[1] Jared Diamond, Collapse: How Societies Choose to Fail or Survive (London: Penguin Books, 2005). Among the criticisms of Diamond’s thesis, see Benny Peiser, “From ecocide to genocide: The rape of Rapa Nui,” Energy and Environment, Vol. 16, No. 3-4 (2005); Terry L. Hunt, “Rethinking Easter Island’s ecological catastrophe,” Journal of Archaeological Science, No. 34, pp. 485-502 (2007); and Daniel Tanuro, “Catastrophes écologiques d’hier et d’aujourd’hui: la fausse métaphore de l’île de Pâques,” Critique Communiste, No. 185 (December 2007).
[2] Joseph Schumpeter, Capitalism, Socialism and Democracy, 3rd ed. (Harper Perennial Modern Classics, 2008).
[3] L. Possoz and H. Jeanmart, “Comments on the electricity demand scenario in two studies from the DLR: MED-CSP & TRANS-CSP,” ORMEE & MITEC engineering consultancy, Belgium, on-line at
[4] Karl Marx, Capital, Vol. I, Section 10.
[5] Tim Jackson, Prosperity without Growth: Economics for a Finite Planet (Earthscan, 2009).
[6] Daniel Tanuro, “Prospérité sans croissance”: un ouvrage sous tension.
[7] This applies, in particular, to the proposal for alternative or complementary indicators of GDP. Clearly, GDP does not measure the quality of the environment; that is not its purpose, nor the purpose of capitalism. GDP measures the accumulation of capital. It is therefore perfectly adapted to capitalism.

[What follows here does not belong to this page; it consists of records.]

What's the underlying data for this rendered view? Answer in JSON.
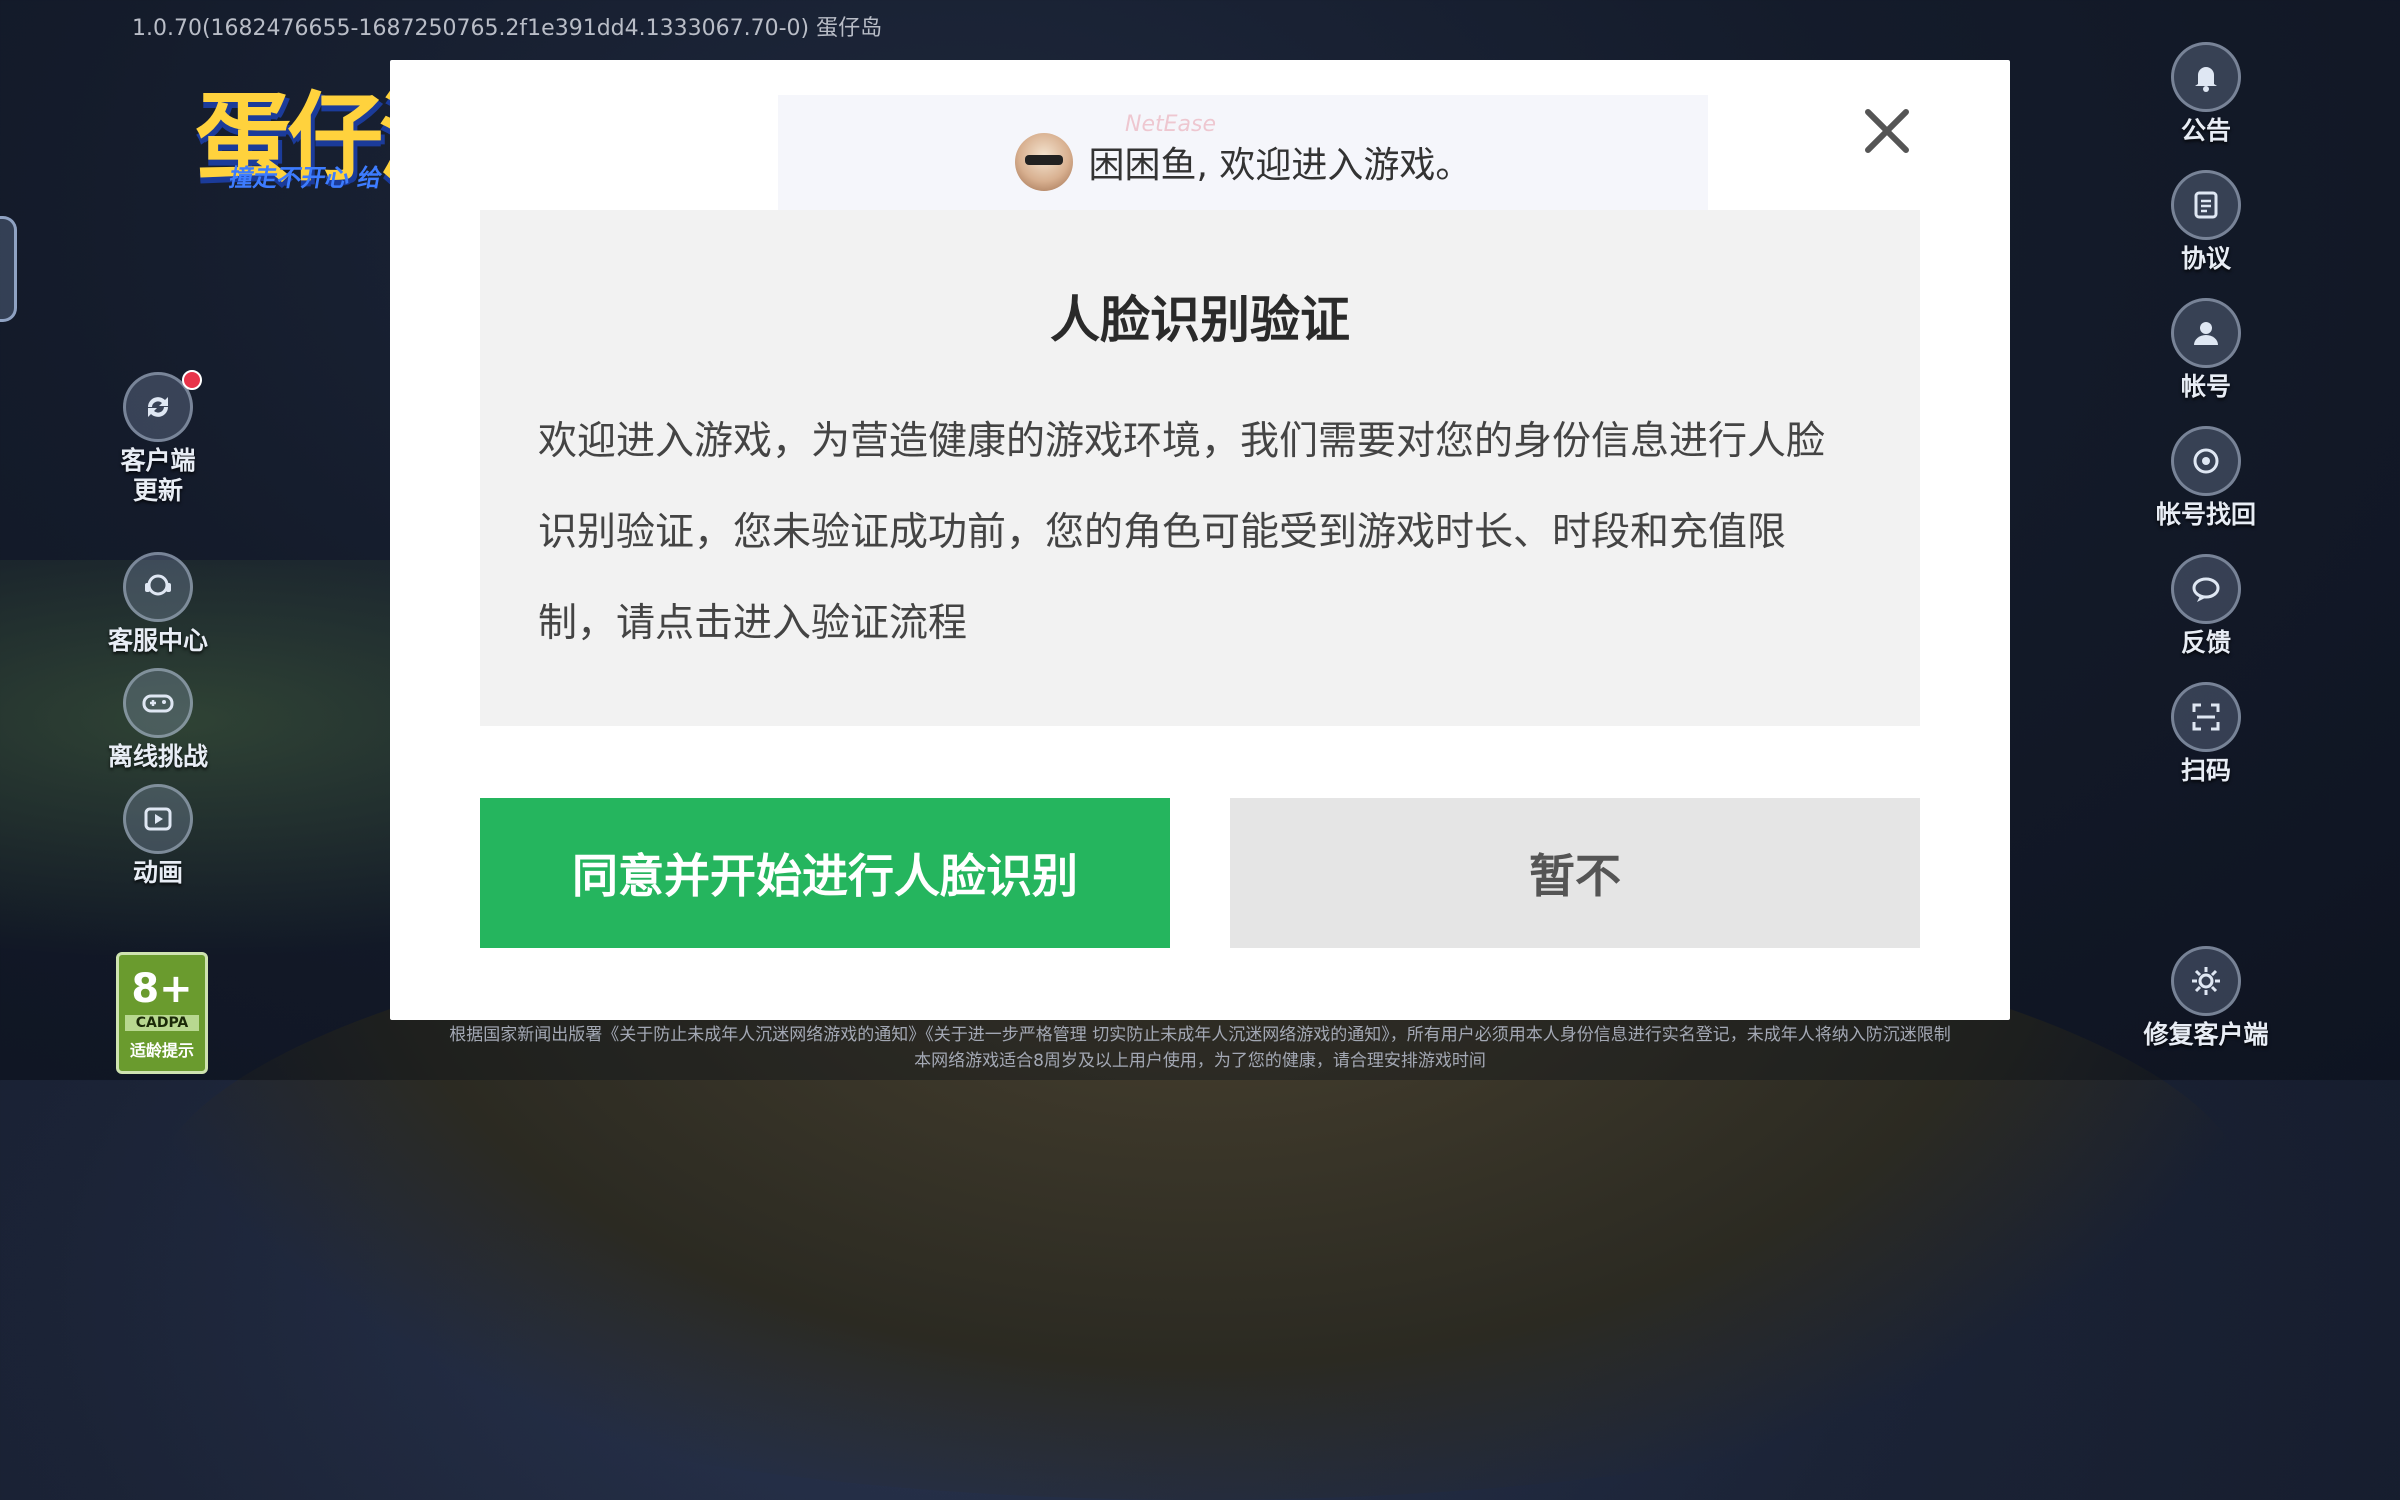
{
  "header": {
    "version_text": "1.0.70(1682476655-1687250765.2f1e391dd4.1333067.70-0)   蛋仔岛",
    "logo_text": "蛋仔派对",
    "logo_subtitle": "撞走不开心 给"
  },
  "left_menu": [
    {
      "label": "客户端\n更新",
      "icon": "refresh-icon",
      "has_badge": true
    },
    {
      "label": "客服中心",
      "icon": "customer-service-icon"
    },
    {
      "label": "离线挑战",
      "icon": "gamepad-icon"
    },
    {
      "label": "动画",
      "icon": "play-video-icon"
    }
  ],
  "right_menu": [
    {
      "label": "公告",
      "icon": "bell-icon"
    },
    {
      "label": "协议",
      "icon": "agreement-icon"
    },
    {
      "label": "帐号",
      "icon": "account-icon"
    },
    {
      "label": "帐号找回",
      "icon": "account-recovery-icon"
    },
    {
      "label": "反馈",
      "icon": "feedback-icon"
    },
    {
      "label": "扫码",
      "icon": "scan-icon"
    },
    {
      "label": "修复客户端",
      "icon": "gear-icon"
    }
  ],
  "age_rating": {
    "number": "8+",
    "code": "CADPA",
    "label": "适龄提示"
  },
  "footer_notice": {
    "line1": "根据国家新闻出版署《关于防止未成年人沉迷网络游戏的通知》《关于进一步严格管理 切实防止未成年人沉迷网络游戏的通知》，所有用户必须用本人身份信息进行实名登记，未成年人将纳入防沉迷限制",
    "line2": "本网络游戏适合8周岁及以上用户使用，为了您的健康，请合理安排游戏时间"
  },
  "modal": {
    "greeting": "困困鱼, 欢迎进入游戏。",
    "watermark": "NetEase",
    "title": "人脸识别验证",
    "body": "欢迎进入游戏，为营造健康的游戏环境，我们需要对您的身份信息进行人脸识别验证，您未验证成功前，您的角色可能受到游戏时长、时段和充值限制，请点击进入验证流程",
    "agree_button": "同意并开始进行人脸识别",
    "decline_button": "暂不"
  },
  "colors": {
    "agree_green": "#25b55e",
    "decline_grey": "#e5e5e5",
    "content_bg": "#f2f2f2"
  }
}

To claim that altering the measurement tool would suffice to change the logic of the system is evidence of naiveté if not intellectual fraud.

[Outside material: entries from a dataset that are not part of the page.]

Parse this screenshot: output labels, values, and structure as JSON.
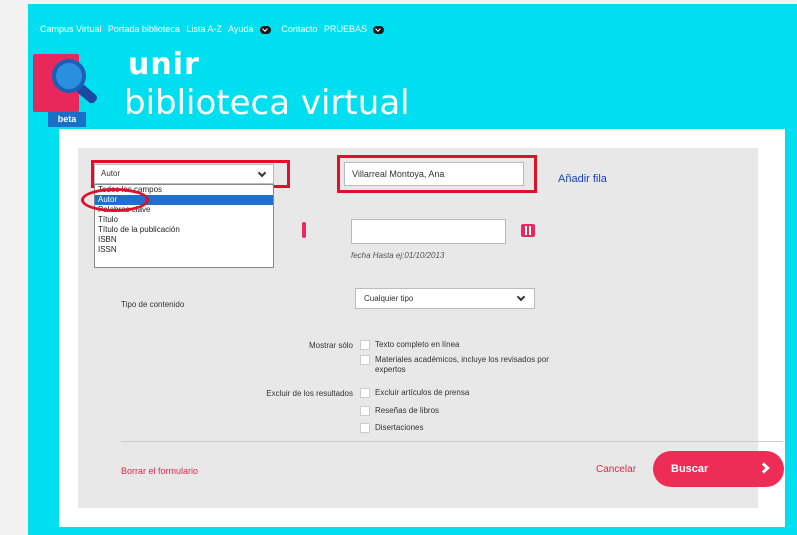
{
  "topnav": {
    "items": [
      "Campus Virtual",
      "Portada biblioteca",
      "Lista A-Z",
      "Ayuda",
      "Contacto",
      "PRUEBAS"
    ]
  },
  "logo": {
    "brand_line1": "unir",
    "brand_line2": "biblioteca virtual",
    "badge": "beta"
  },
  "search": {
    "field_select_value": "Autor",
    "field_options": [
      "Todos los campos",
      "Autor",
      "Palabras clave",
      "Título",
      "Título de la publicación",
      "ISBN",
      "ISSN"
    ],
    "selected_option_index": 1,
    "author_input_value": "Villarreal Montoya, Ana",
    "add_row_label": "Añadir fila",
    "date_hint": "fecha Hasta ej:01/10/2013"
  },
  "filters": {
    "content_type_label": "Tipo de contenido",
    "content_type_value": "Cualquier tipo",
    "show_only_label": "Mostrar sólo",
    "show_only_options": [
      "Texto completo en línea",
      "Materiales académicos, incluye los revisados por expertos"
    ],
    "exclude_label": "Excluir de los resultados",
    "exclude_options": [
      "Excluir artículos de prensa",
      "Reseñas de libros",
      "Disertaciones"
    ]
  },
  "actions": {
    "clear_form": "Borrar el formulario",
    "cancel": "Cancelar",
    "search": "Buscar"
  },
  "colors": {
    "header_bg": "#00dff0",
    "accent": "#ee2d57",
    "link_blue": "#1a3fd0",
    "highlight_red": "#e0102a"
  }
}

[8] Intergovernmental Panel on Climate Change (IPCC), Contribution of Working Group III to the Fourth Assessment Report, 2007.

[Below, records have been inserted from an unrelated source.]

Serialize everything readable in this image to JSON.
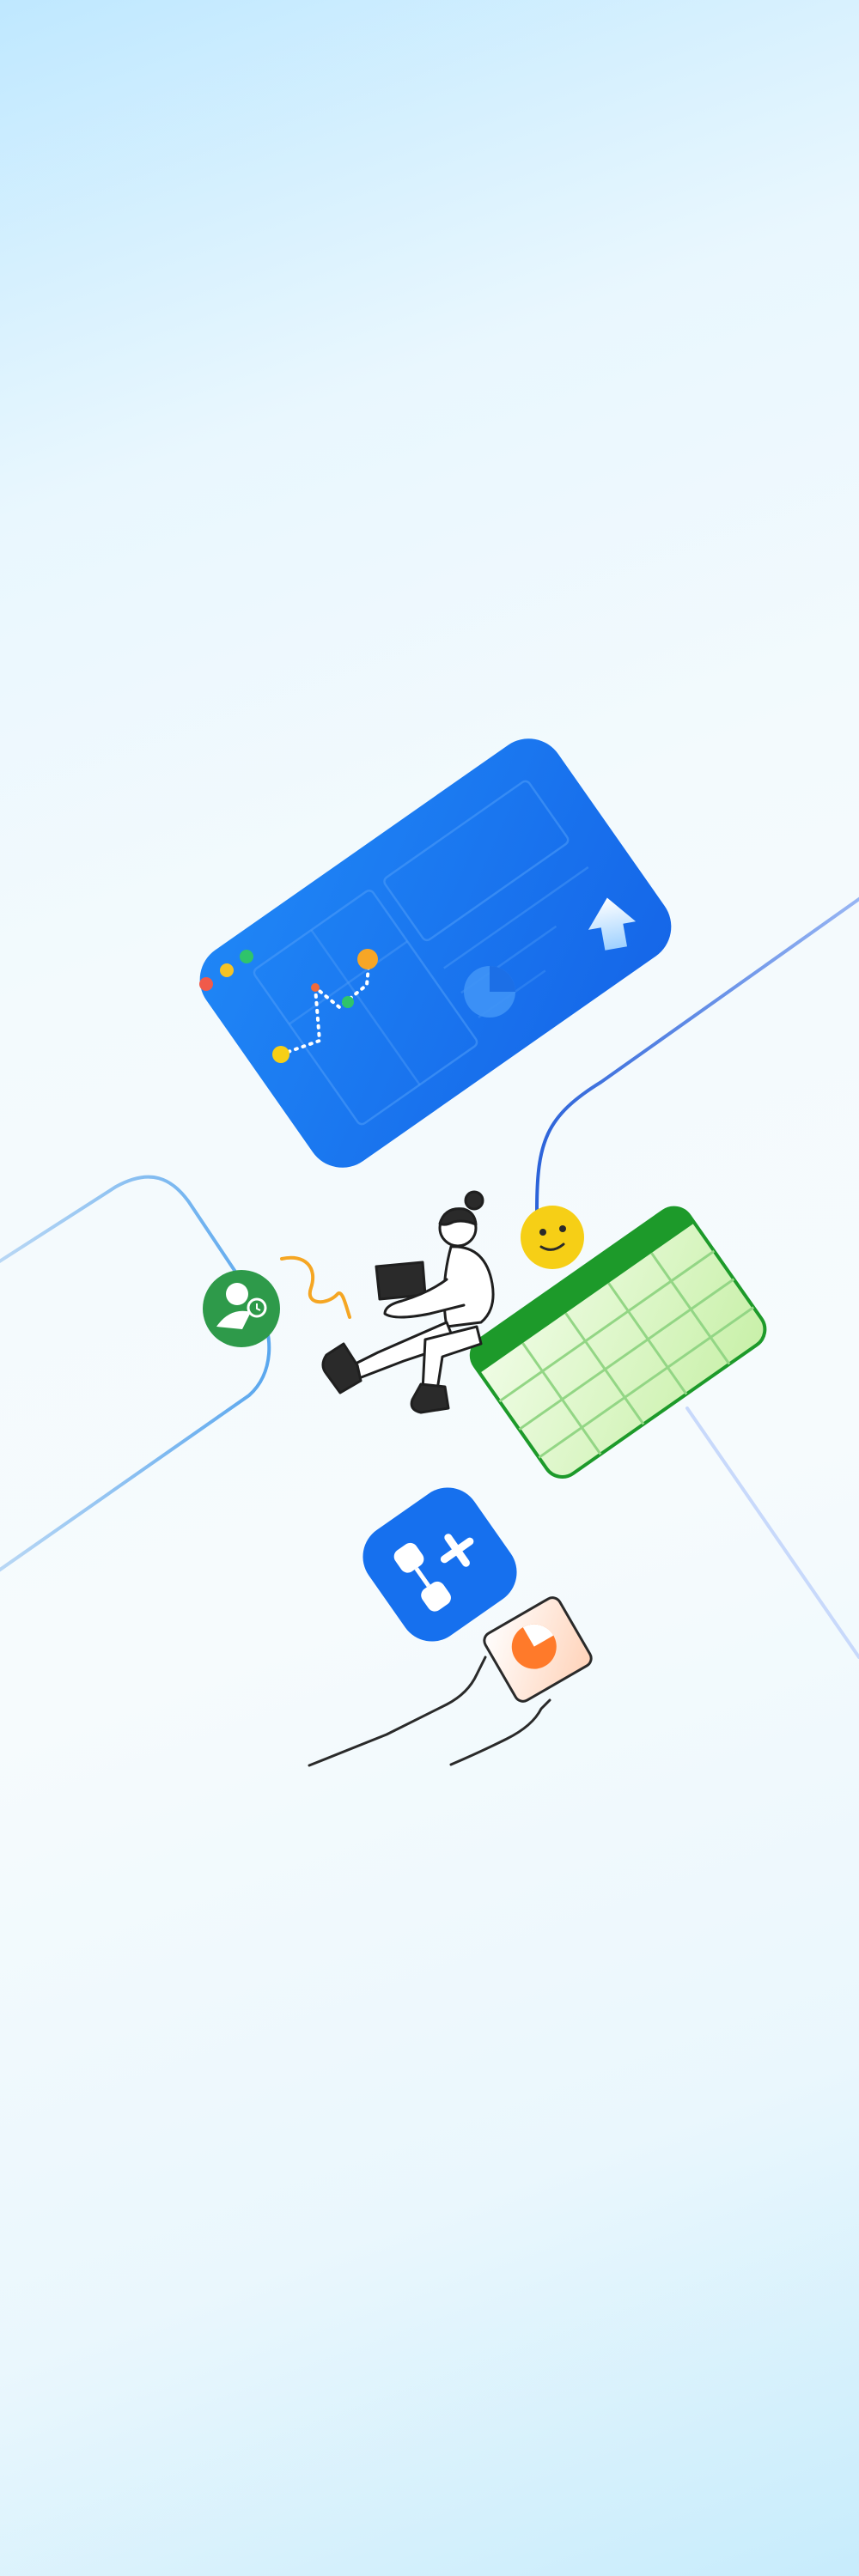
{
  "illustration": {
    "colors": {
      "background_top": "#bfe8ff",
      "background_mid": "#f5fbfd",
      "background_bottom": "#c7ecfc",
      "dashboard_card": "#1a73f0",
      "spreadsheet_header": "#1d9a2a",
      "spreadsheet_fill": "#d9f6c5",
      "app_tile": "#1670ee",
      "accent_orange": "#f59a23",
      "accent_yellow": "#f6cf16",
      "badge_green": "#2e9a4a"
    },
    "icons": [
      "dashboard-card-icon",
      "line-chart-icon",
      "pie-chart-icon",
      "upload-arrow-icon",
      "spreadsheet-card-icon",
      "smiley-face-icon",
      "user-badge-icon",
      "person-with-laptop-icon",
      "workflow-app-icon",
      "chart-card-icon"
    ]
  }
}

[9] IEA, Energy Technology Perspectives 2008- Scenarios & Strategies to 2050.
[10] Marx, Capital, Vol. 3 (New York: Vintage, 1981), p. 959.
[11] V.I. Lenin, The Agrarian Question and the “Critics of Marx”, chapter IV.
[12] Nicholae Bukharin, Historical Materialism, A System of Sociology (New York, 1965).
[13] Daniel Tanuro, “Marxism, energy and ecology: The moment of truth,” Capitalism Nature Socialism, December 2010, pp. 89-101.
[14] Daniel Tanuro, “Le lourd héritage de Léon Trotsky”.
[15] See J.B. Foster, Marx’s Ecology: Materialism and Nature (New York, 2000).
[16] IEA, op. cit.
[17] Wolfram Krevitt, Uwe Klann, Stefan Kronshage, Energy Revolution. A Sustainable Pathway to a Clean Energy Future for Europe (Stuttgart: Institute of Technical Thermodynamics & Greenpeace, September 2005).
[18] Reported by Esther Vivas, “‘Ne mange pas le monde’: Une autre agriculture pour un autre climat,” French translation of an article published in the Catalan daily Publico.
[19] Ernest Mandel, “Ten Theses on the Social and Economic Laws Governing the Society Transitional Between Capitalism and Socialism.”
[20] Daniel Tanuro, L’impossible capitalisme vert (Paris: La Découverte, 2010).